:: What you need to do ::
Below is a listing. Gather each line of it that contains "AutoCAD".

[Start of section]

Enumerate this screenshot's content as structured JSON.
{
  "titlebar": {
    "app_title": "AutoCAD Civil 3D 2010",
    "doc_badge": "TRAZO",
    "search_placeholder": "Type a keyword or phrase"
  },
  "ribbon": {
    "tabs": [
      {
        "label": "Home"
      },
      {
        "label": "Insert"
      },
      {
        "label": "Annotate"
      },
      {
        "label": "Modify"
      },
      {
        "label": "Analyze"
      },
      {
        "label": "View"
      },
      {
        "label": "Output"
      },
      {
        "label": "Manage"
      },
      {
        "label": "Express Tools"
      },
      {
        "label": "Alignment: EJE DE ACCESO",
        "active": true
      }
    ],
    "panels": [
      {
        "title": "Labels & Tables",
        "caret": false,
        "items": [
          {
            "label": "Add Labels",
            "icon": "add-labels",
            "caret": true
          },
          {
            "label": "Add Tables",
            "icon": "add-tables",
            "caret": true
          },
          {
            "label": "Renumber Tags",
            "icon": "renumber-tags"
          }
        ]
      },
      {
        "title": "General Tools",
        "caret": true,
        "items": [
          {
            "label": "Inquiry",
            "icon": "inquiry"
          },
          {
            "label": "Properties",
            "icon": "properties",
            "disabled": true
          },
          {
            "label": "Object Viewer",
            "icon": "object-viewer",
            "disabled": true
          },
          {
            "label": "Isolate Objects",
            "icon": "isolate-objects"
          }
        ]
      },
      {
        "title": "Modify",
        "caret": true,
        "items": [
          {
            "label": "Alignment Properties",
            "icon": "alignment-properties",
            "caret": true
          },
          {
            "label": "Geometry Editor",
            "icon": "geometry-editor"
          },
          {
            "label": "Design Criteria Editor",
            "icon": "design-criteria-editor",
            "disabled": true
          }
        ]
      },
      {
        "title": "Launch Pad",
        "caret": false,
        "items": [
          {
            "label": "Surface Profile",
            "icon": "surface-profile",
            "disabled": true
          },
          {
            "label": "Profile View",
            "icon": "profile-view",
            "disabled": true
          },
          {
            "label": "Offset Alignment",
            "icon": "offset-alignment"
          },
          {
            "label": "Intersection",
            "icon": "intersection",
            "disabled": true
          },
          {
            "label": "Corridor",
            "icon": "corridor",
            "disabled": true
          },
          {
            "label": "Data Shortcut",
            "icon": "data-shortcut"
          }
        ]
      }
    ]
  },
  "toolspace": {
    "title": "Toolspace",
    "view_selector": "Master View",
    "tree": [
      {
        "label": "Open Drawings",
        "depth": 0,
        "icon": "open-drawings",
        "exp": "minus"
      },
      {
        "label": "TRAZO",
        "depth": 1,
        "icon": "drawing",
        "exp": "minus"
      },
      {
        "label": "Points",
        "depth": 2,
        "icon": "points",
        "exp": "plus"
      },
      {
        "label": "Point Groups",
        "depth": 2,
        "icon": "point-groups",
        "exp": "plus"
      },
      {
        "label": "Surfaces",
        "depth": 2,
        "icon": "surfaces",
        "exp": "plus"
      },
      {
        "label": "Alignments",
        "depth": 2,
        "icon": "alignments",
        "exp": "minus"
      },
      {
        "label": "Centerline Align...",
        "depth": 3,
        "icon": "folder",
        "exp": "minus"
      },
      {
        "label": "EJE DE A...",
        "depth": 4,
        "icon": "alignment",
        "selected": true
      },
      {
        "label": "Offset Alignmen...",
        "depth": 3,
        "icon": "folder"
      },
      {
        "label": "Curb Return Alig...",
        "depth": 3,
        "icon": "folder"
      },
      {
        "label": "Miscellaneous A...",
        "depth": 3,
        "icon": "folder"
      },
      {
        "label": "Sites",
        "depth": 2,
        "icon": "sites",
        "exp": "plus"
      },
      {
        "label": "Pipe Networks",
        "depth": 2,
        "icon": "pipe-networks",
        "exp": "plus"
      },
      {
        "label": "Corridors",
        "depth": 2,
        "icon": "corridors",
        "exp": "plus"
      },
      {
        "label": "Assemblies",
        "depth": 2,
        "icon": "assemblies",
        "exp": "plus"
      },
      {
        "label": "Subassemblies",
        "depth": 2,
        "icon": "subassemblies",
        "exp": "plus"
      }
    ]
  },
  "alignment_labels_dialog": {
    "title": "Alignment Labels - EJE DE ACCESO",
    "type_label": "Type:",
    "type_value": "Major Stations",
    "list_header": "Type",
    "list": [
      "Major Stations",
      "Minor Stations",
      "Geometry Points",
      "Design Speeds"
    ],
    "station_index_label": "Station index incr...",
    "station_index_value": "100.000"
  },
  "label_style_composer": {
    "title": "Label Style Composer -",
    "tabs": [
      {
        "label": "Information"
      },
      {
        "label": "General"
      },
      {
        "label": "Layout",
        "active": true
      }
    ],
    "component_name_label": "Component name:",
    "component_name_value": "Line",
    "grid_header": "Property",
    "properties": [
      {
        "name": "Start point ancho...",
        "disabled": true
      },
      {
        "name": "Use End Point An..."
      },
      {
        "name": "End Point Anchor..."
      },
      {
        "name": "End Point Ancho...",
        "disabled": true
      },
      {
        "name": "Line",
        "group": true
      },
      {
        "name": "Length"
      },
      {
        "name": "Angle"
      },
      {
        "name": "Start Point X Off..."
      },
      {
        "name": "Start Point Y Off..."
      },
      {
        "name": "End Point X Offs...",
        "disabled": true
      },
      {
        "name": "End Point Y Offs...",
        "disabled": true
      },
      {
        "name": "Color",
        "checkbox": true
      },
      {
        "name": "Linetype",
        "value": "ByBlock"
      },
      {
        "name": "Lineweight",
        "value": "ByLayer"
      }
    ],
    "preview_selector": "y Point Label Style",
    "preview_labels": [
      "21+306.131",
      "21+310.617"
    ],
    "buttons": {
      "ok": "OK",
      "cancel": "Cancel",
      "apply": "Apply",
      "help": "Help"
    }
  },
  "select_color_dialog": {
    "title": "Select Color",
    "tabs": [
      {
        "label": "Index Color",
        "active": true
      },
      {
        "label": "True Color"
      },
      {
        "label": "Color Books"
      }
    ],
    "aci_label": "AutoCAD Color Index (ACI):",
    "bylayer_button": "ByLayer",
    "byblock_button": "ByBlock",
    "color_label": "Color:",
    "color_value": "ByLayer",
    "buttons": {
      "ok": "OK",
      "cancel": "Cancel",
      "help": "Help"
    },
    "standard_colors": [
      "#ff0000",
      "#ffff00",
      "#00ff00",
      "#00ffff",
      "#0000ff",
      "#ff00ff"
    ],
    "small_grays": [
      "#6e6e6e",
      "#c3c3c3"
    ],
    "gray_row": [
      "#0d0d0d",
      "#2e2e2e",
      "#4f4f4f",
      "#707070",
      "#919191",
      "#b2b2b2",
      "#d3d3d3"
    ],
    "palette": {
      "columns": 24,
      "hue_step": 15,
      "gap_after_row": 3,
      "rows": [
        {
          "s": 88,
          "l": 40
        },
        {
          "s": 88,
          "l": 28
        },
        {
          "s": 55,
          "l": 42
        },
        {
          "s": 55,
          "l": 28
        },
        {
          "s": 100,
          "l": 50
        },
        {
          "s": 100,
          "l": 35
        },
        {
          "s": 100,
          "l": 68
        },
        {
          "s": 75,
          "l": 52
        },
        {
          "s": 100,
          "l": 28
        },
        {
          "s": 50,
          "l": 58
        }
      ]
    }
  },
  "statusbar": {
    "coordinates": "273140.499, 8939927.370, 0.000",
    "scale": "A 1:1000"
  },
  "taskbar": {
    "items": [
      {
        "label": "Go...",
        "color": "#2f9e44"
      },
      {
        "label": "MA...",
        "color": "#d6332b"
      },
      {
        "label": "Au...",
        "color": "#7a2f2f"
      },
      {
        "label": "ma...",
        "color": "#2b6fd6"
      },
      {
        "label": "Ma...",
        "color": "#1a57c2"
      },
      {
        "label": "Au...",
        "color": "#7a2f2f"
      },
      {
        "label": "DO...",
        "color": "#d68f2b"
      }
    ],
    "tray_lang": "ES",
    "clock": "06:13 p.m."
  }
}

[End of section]

:: Task solution ::
    "app_title": "AutoCAD Civil 3D 2010",
    "aci_label": "AutoCAD Color Index (ACI):",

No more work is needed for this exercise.